=== Section Start ===

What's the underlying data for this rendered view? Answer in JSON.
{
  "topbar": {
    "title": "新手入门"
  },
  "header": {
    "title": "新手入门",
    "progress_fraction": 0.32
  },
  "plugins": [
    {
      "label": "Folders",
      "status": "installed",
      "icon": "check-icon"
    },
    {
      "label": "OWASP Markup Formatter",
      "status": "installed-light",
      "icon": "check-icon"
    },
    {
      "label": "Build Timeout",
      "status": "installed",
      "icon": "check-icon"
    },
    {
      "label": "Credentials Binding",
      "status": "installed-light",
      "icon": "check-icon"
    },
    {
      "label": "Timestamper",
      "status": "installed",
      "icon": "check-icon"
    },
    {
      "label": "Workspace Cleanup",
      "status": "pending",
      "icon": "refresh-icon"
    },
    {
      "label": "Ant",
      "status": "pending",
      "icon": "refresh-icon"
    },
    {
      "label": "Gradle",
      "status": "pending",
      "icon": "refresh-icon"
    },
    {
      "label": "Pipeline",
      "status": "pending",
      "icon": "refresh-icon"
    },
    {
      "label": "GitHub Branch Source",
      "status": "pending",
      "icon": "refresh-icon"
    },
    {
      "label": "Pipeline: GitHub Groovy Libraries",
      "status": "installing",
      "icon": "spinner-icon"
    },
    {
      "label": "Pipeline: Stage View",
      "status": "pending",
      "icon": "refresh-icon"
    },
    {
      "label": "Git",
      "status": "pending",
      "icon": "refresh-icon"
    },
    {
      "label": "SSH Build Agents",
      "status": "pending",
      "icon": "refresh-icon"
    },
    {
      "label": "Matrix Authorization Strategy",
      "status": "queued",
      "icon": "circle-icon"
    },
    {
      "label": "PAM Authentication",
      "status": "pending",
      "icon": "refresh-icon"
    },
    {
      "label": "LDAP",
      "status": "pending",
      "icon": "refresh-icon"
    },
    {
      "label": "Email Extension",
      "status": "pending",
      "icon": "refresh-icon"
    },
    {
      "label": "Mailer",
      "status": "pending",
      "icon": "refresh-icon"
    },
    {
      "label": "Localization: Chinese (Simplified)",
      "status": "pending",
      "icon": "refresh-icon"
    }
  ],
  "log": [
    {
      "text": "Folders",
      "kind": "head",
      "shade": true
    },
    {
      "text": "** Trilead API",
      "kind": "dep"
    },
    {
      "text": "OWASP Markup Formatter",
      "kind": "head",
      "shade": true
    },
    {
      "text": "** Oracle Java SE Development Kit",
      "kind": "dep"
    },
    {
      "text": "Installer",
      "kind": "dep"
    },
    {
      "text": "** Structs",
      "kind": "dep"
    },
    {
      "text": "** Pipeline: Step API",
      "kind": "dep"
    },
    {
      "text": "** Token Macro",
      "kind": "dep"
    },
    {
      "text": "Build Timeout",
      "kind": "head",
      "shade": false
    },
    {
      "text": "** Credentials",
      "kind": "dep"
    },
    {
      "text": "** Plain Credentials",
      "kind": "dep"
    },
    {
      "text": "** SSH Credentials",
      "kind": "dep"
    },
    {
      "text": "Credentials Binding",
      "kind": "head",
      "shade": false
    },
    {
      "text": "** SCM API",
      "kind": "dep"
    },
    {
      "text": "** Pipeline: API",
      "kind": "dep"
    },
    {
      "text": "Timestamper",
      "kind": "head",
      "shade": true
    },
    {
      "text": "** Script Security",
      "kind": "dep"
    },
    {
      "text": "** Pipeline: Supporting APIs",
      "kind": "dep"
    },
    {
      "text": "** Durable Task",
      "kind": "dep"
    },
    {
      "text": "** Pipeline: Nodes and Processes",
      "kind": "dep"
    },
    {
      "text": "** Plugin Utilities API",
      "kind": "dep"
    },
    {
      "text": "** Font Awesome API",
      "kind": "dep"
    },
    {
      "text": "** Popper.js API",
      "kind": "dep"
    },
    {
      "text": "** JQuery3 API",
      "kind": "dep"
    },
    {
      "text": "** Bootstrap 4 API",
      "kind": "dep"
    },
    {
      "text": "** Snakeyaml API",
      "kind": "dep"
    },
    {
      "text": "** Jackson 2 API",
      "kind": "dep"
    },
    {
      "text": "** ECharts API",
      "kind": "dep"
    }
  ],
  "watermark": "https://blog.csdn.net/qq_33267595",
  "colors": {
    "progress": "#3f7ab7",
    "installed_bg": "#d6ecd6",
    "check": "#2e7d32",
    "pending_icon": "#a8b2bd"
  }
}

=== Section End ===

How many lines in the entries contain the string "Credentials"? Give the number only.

5